The Wii’s shockingly high level of ability to figure out exactly where you’re aiming is shown off to wonderful effect here, particular once you turn off the on-screen aiming reticule. It simply makes Ghost Squad such an enjoyable experience, despite the lack of depth available.
Your first play through the game's three stages will take you roughly half an hour until you see the closing credits scroll. And that is that. Certainly a long way from what seems to be a current industry standard for arcade style games which stands at roughly half a dozen hours.
Not that Ghost Squad doesn’t attempt to drag you back time and time again. At multiple points during the short single player campaign you’re given the opportunity to choose your own path, dramatically changing your experience of play. Add these multiple routes will no doubt encourage you to return another handful of times and you discover that Ghost Squad isn’t quite as short as it first seemed. One choice could see you taking the enemy head on, while another sees you covering for an AI replacement.
Run through the game numerous times and you’ll be rewarded with a stream of weird and wonderful modes that change the gameplay on offer. Who wouldn’t want the experience of facing a constant stream of ninjas after all?
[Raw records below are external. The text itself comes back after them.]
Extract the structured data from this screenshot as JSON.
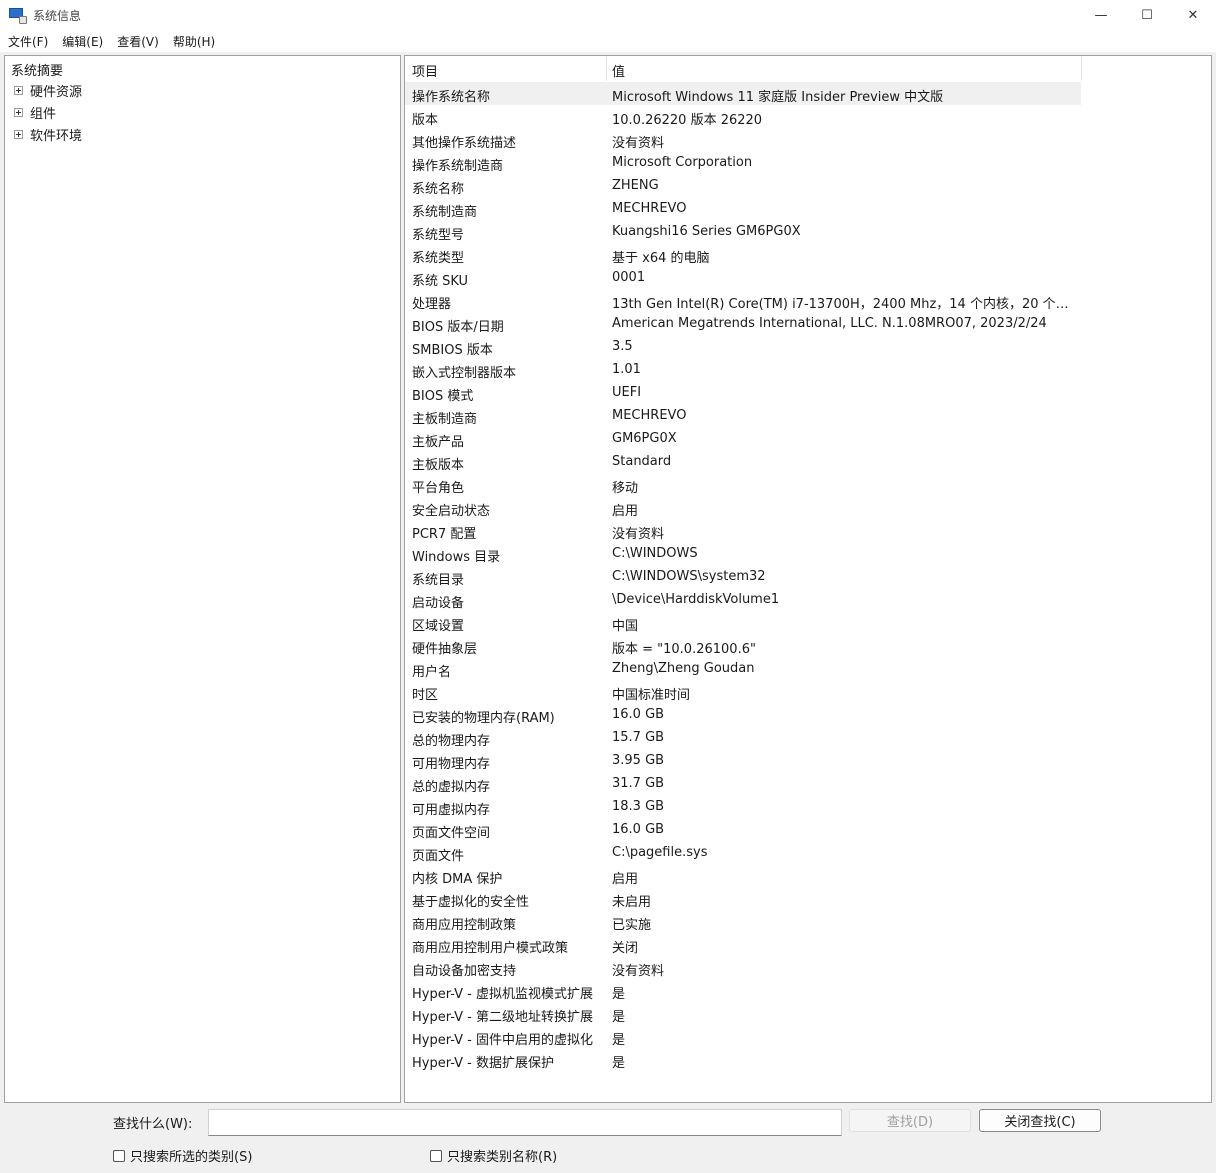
{
  "window": {
    "title": "系统信息",
    "minimize_symbol": "—",
    "maximize_symbol": "☐",
    "close_symbol": "✕"
  },
  "menu": [
    "文件(F)",
    "编辑(E)",
    "查看(V)",
    "帮助(H)"
  ],
  "tree": {
    "root": "系统摘要",
    "nodes": [
      "硬件资源",
      "组件",
      "软件环境"
    ]
  },
  "columns": {
    "item": "项目",
    "value": "值"
  },
  "rows": [
    {
      "item": "操作系统名称",
      "value": "Microsoft Windows 11 家庭版 Insider Preview 中文版"
    },
    {
      "item": "版本",
      "value": "10.0.26220 版本 26220"
    },
    {
      "item": "其他操作系统描述",
      "value": "没有资料"
    },
    {
      "item": "操作系统制造商",
      "value": "Microsoft Corporation"
    },
    {
      "item": "系统名称",
      "value": "ZHENG"
    },
    {
      "item": "系统制造商",
      "value": "MECHREVO"
    },
    {
      "item": "系统型号",
      "value": "Kuangshi16 Series GM6PG0X"
    },
    {
      "item": "系统类型",
      "value": "基于 x64 的电脑"
    },
    {
      "item": "系统 SKU",
      "value": "0001"
    },
    {
      "item": "处理器",
      "value": "13th Gen Intel(R) Core(TM) i7-13700H，2400 Mhz，14 个内核，20 个逻..."
    },
    {
      "item": "BIOS 版本/日期",
      "value": "American Megatrends International, LLC. N.1.08MRO07, 2023/2/24"
    },
    {
      "item": "SMBIOS 版本",
      "value": "3.5"
    },
    {
      "item": "嵌入式控制器版本",
      "value": "1.01"
    },
    {
      "item": "BIOS 模式",
      "value": "UEFI"
    },
    {
      "item": "主板制造商",
      "value": "MECHREVO"
    },
    {
      "item": "主板产品",
      "value": "GM6PG0X"
    },
    {
      "item": "主板版本",
      "value": "Standard"
    },
    {
      "item": "平台角色",
      "value": "移动"
    },
    {
      "item": "安全启动状态",
      "value": "启用"
    },
    {
      "item": "PCR7 配置",
      "value": "没有资料"
    },
    {
      "item": "Windows 目录",
      "value": "C:\\WINDOWS"
    },
    {
      "item": "系统目录",
      "value": "C:\\WINDOWS\\system32"
    },
    {
      "item": "启动设备",
      "value": "\\Device\\HarddiskVolume1"
    },
    {
      "item": "区域设置",
      "value": "中国"
    },
    {
      "item": "硬件抽象层",
      "value": "版本 = \"10.0.26100.6\""
    },
    {
      "item": "用户名",
      "value": "Zheng\\Zheng Goudan"
    },
    {
      "item": "时区",
      "value": "中国标准时间"
    },
    {
      "item": "已安装的物理内存(RAM)",
      "value": "16.0 GB"
    },
    {
      "item": "总的物理内存",
      "value": "15.7 GB"
    },
    {
      "item": "可用物理内存",
      "value": "3.95 GB"
    },
    {
      "item": "总的虚拟内存",
      "value": "31.7 GB"
    },
    {
      "item": "可用虚拟内存",
      "value": "18.3 GB"
    },
    {
      "item": "页面文件空间",
      "value": "16.0 GB"
    },
    {
      "item": "页面文件",
      "value": "C:\\pagefile.sys"
    },
    {
      "item": "内核 DMA 保护",
      "value": "启用"
    },
    {
      "item": "基于虚拟化的安全性",
      "value": "未启用"
    },
    {
      "item": "商用应用控制政策",
      "value": "已实施"
    },
    {
      "item": "商用应用控制用户模式政策",
      "value": "关闭"
    },
    {
      "item": "自动设备加密支持",
      "value": "没有资料"
    },
    {
      "item": "Hyper-V - 虚拟机监视模式扩展",
      "value": "是"
    },
    {
      "item": "Hyper-V - 第二级地址转换扩展",
      "value": "是"
    },
    {
      "item": "Hyper-V - 固件中启用的虚拟化",
      "value": "是"
    },
    {
      "item": "Hyper-V - 数据扩展保护",
      "value": "是"
    }
  ],
  "find": {
    "label": "查找什么(W):",
    "value": "",
    "find_button": "查找(D)",
    "close_find_button": "关闭查找(C)",
    "checkbox_selected_category": "只搜索所选的类别(S)",
    "checkbox_category_names": "只搜索类别名称(R)"
  }
}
Don’t expect the story the keep you coming back however. This strange over-the-top tale is one of those arcade-style examples that’s there purely to keep the loading screens exciting rather than spinning the kind of yarn to expand your mind.
Being based on an almost 4-year-old arcade title, it is little surprise that Ghost Squad isn’t the most aesthetically pleasing game on the Wii. Backdrops are mainly drab, characters are blocky, and the less said about the over-the-top voice acting the better.
Despite its phenomenally short single player mode, the budget price makes Ghost Squad an essential purchase for fans of old school light gun-style action. It’s dumb, fairly easy, and over-the-top, but each of the numerous times you’ll be encouraged to play through will offer constant fun.
Gamers eager for a brand new gaming experience however will balk at its short-lived campaign, its poor visuals, and its gameplay that seems ripped straight from the mid-90s.